▸ Task prompt: Output the data below exactly.

Website and app data records

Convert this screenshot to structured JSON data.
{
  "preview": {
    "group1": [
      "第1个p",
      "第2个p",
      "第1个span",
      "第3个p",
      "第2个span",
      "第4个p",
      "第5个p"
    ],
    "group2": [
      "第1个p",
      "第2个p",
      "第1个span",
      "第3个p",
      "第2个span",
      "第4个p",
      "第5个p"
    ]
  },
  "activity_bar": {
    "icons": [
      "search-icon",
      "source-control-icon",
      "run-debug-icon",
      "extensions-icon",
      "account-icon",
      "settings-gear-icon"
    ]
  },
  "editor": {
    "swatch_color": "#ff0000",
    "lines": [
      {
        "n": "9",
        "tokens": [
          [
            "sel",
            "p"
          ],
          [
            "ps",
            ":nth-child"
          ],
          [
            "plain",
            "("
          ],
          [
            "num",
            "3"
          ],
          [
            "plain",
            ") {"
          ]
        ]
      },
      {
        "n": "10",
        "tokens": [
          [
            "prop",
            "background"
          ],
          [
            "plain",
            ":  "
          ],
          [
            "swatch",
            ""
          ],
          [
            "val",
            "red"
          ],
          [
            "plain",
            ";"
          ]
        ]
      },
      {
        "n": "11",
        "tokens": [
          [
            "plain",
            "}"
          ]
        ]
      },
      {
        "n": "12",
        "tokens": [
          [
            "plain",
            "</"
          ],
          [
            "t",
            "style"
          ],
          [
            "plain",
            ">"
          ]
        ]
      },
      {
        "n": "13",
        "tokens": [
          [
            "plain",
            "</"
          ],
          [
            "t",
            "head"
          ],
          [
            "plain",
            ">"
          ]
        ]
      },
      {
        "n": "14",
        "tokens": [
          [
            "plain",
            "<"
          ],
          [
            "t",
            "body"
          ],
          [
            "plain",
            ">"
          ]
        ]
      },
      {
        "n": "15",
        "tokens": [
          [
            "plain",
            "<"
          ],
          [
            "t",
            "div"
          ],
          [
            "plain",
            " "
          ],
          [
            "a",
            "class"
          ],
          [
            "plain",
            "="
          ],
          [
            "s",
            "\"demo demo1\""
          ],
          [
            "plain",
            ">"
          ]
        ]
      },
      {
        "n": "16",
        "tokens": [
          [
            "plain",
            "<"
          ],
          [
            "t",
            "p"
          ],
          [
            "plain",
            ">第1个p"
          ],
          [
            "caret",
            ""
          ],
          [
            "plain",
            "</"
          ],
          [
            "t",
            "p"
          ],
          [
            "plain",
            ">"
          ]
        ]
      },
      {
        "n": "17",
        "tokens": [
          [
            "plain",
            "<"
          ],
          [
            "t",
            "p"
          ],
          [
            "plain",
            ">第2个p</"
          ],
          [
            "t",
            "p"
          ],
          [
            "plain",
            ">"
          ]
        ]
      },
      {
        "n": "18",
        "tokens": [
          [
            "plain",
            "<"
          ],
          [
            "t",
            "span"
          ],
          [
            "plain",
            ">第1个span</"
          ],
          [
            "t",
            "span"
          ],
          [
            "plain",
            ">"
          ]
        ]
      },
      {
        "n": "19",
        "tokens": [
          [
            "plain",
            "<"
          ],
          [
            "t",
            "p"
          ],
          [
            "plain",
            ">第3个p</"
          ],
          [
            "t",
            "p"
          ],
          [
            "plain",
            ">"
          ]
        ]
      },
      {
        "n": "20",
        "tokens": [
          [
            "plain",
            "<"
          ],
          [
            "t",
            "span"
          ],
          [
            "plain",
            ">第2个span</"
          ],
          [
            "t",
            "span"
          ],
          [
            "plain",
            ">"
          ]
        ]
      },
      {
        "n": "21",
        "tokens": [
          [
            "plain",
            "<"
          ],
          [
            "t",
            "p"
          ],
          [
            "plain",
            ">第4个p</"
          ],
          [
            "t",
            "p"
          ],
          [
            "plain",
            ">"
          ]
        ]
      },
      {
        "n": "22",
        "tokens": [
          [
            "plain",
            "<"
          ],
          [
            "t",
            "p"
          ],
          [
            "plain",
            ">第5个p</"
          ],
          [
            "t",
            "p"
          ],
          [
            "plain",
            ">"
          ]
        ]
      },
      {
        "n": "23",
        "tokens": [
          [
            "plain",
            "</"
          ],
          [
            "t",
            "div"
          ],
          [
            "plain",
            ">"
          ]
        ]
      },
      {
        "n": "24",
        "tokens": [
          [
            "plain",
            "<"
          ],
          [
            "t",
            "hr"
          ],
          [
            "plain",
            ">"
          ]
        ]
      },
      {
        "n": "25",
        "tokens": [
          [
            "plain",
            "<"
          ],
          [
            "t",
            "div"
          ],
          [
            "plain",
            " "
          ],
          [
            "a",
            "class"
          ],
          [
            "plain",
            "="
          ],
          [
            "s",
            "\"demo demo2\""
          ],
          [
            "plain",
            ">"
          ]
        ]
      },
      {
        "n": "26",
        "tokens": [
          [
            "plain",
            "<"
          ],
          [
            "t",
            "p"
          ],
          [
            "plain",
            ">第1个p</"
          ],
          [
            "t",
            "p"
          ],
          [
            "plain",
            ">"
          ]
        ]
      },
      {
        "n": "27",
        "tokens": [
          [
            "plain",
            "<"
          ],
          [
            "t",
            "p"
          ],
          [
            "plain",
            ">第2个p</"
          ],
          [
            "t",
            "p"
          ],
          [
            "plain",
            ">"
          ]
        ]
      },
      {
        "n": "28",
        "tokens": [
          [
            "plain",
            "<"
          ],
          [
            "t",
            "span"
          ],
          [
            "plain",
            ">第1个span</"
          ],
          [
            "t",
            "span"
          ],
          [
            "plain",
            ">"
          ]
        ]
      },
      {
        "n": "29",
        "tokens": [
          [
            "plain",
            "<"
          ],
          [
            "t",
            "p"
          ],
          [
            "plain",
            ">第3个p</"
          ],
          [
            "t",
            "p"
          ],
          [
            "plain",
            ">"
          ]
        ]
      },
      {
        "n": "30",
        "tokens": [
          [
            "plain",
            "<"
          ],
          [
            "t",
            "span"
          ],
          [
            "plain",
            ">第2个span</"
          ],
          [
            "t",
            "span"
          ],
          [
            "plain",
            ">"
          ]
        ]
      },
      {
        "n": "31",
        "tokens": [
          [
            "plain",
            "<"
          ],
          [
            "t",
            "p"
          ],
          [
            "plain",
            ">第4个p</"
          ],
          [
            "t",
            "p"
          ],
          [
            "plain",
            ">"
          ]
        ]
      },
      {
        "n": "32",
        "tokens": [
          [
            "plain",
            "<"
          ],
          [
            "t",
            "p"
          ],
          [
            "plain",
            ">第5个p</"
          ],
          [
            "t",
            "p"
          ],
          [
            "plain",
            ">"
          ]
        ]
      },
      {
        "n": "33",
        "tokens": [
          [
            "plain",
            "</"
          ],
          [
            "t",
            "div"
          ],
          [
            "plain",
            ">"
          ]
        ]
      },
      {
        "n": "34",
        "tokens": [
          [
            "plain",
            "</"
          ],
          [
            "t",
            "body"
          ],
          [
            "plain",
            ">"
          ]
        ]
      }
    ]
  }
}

▸ Response to the exercise:
Convert this screenshot to structured JSON data.
{
  "preview": {
    "group1": [
      "第1个p",
      "第2个p",
      "第1个span",
      "第3个p",
      "第2个span",
      "第4个p",
      "第5个p"
    ],
    "group2": [
      "第1个p",
      "第2个p",
      "第1个span",
      "第3个p",
      "第2个span",
      "第4个p",
      "第5个p"
    ]
  },
  "activity_bar": {
    "icons": [
      "search-icon",
      "source-control-icon",
      "run-debug-icon",
      "extensions-icon",
      "account-icon",
      "settings-gear-icon"
    ]
  },
  "editor": {
    "swatch_color": "#ff0000",
    "lines": [
      {
        "n": "9",
        "tokens": [
          [
            "sel",
            "p"
          ],
          [
            "ps",
            ":nth-child"
          ],
          [
            "plain",
            "("
          ],
          [
            "num",
            "3"
          ],
          [
            "plain",
            ") {"
          ]
        ]
      },
      {
        "n": "10",
        "tokens": [
          [
            "prop",
            "background"
          ],
          [
            "plain",
            ":  "
          ],
          [
            "swatch",
            ""
          ],
          [
            "val",
            "red"
          ],
          [
            "plain",
            ";"
          ]
        ]
      },
      {
        "n": "11",
        "tokens": [
          [
            "plain",
            "}"
          ]
        ]
      },
      {
        "n": "12",
        "tokens": [
          [
            "plain",
            "</"
          ],
          [
            "t",
            "style"
          ],
          [
            "plain",
            ">"
          ]
        ]
      },
      {
        "n": "13",
        "tokens": [
          [
            "plain",
            "</"
          ],
          [
            "t",
            "head"
          ],
          [
            "plain",
            ">"
          ]
        ]
      },
      {
        "n": "14",
        "tokens": [
          [
            "plain",
            "<"
          ],
          [
            "t",
            "body"
          ],
          [
            "plain",
            ">"
          ]
        ]
      },
      {
        "n": "15",
        "tokens": [
          [
            "plain",
            "<"
          ],
          [
            "t",
            "div"
          ],
          [
            "plain",
            " "
          ],
          [
            "a",
            "class"
          ],
          [
            "plain",
            "="
          ],
          [
            "s",
            "\"demo demo1\""
          ],
          [
            "plain",
            ">"
          ]
        ]
      },
      {
        "n": "16",
        "tokens": [
          [
            "plain",
            "<"
          ],
          [
            "t",
            "p"
          ],
          [
            "plain",
            ">第1个p"
          ],
          [
            "caret",
            ""
          ],
          [
            "plain",
            "</"
          ],
          [
            "t",
            "p"
          ],
          [
            "plain",
            ">"
          ]
        ]
      },
      {
        "n": "17",
        "tokens": [
          [
            "plain",
            "<"
          ],
          [
            "t",
            "p"
          ],
          [
            "plain",
            ">第2个p</"
          ],
          [
            "t",
            "p"
          ],
          [
            "plain",
            ">"
          ]
        ]
      },
      {
        "n": "18",
        "tokens": [
          [
            "plain",
            "<"
          ],
          [
            "t",
            "span"
          ],
          [
            "plain",
            ">第1个span</"
          ],
          [
            "t",
            "span"
          ],
          [
            "plain",
            ">"
          ]
        ]
      },
      {
        "n": "19",
        "tokens": [
          [
            "plain",
            "<"
          ],
          [
            "t",
            "p"
          ],
          [
            "plain",
            ">第3个p</"
          ],
          [
            "t",
            "p"
          ],
          [
            "plain",
            ">"
          ]
        ]
      },
      {
        "n": "20",
        "tokens": [
          [
            "plain",
            "<"
          ],
          [
            "t",
            "span"
          ],
          [
            "plain",
            ">第2个span</"
          ],
          [
            "t",
            "span"
          ],
          [
            "plain",
            ">"
          ]
        ]
      },
      {
        "n": "21",
        "tokens": [
          [
            "plain",
            "<"
          ],
          [
            "t",
            "p"
          ],
          [
            "plain",
            ">第4个p</"
          ],
          [
            "t",
            "p"
          ],
          [
            "plain",
            ">"
          ]
        ]
      },
      {
        "n": "22",
        "tokens": [
          [
            "plain",
            "<"
          ],
          [
            "t",
            "p"
          ],
          [
            "plain",
            ">第5个p</"
          ],
          [
            "t",
            "p"
          ],
          [
            "plain",
            ">"
          ]
        ]
      },
      {
        "n": "23",
        "tokens": [
          [
            "plain",
            "</"
          ],
          [
            "t",
            "div"
          ],
          [
            "plain",
            ">"
          ]
        ]
      },
      {
        "n": "24",
        "tokens": [
          [
            "plain",
            "<"
          ],
          [
            "t",
            "hr"
          ],
          [
            "plain",
            ">"
          ]
        ]
      },
      {
        "n": "25",
        "tokens": [
          [
            "plain",
            "<"
          ],
          [
            "t",
            "div"
          ],
          [
            "plain",
            " "
          ],
          [
            "a",
            "class"
          ],
          [
            "plain",
            "="
          ],
          [
            "s",
            "\"demo demo2\""
          ],
          [
            "plain",
            ">"
          ]
        ]
      },
      {
        "n": "26",
        "tokens": [
          [
            "plain",
            "<"
          ],
          [
            "t",
            "p"
          ],
          [
            "plain",
            ">第1个p</"
          ],
          [
            "t",
            "p"
          ],
          [
            "plain",
            ">"
          ]
        ]
      },
      {
        "n": "27",
        "tokens": [
          [
            "plain",
            "<"
          ],
          [
            "t",
            "p"
          ],
          [
            "plain",
            ">第2个p</"
          ],
          [
            "t",
            "p"
          ],
          [
            "plain",
            ">"
          ]
        ]
      },
      {
        "n": "28",
        "tokens": [
          [
            "plain",
            "<"
          ],
          [
            "t",
            "span"
          ],
          [
            "plain",
            ">第1个span</"
          ],
          [
            "t",
            "span"
          ],
          [
            "plain",
            ">"
          ]
        ]
      },
      {
        "n": "29",
        "tokens": [
          [
            "plain",
            "<"
          ],
          [
            "t",
            "p"
          ],
          [
            "plain",
            ">第3个p</"
          ],
          [
            "t",
            "p"
          ],
          [
            "plain",
            ">"
          ]
        ]
      },
      {
        "n": "30",
        "tokens": [
          [
            "plain",
            "<"
          ],
          [
            "t",
            "span"
          ],
          [
            "plain",
            ">第2个span</"
          ],
          [
            "t",
            "span"
          ],
          [
            "plain",
            ">"
          ]
        ]
      },
      {
        "n": "31",
        "tokens": [
          [
            "plain",
            "<"
          ],
          [
            "t",
            "p"
          ],
          [
            "plain",
            ">第4个p</"
          ],
          [
            "t",
            "p"
          ],
          [
            "plain",
            ">"
          ]
        ]
      },
      {
        "n": "32",
        "tokens": [
          [
            "plain",
            "<"
          ],
          [
            "t",
            "p"
          ],
          [
            "plain",
            ">第5个p</"
          ],
          [
            "t",
            "p"
          ],
          [
            "plain",
            ">"
          ]
        ]
      },
      {
        "n": "33",
        "tokens": [
          [
            "plain",
            "</"
          ],
          [
            "t",
            "div"
          ],
          [
            "plain",
            ">"
          ]
        ]
      },
      {
        "n": "34",
        "tokens": [
          [
            "plain",
            "</"
          ],
          [
            "t",
            "body"
          ],
          [
            "plain",
            ">"
          ]
        ]
      }
    ]
  }
}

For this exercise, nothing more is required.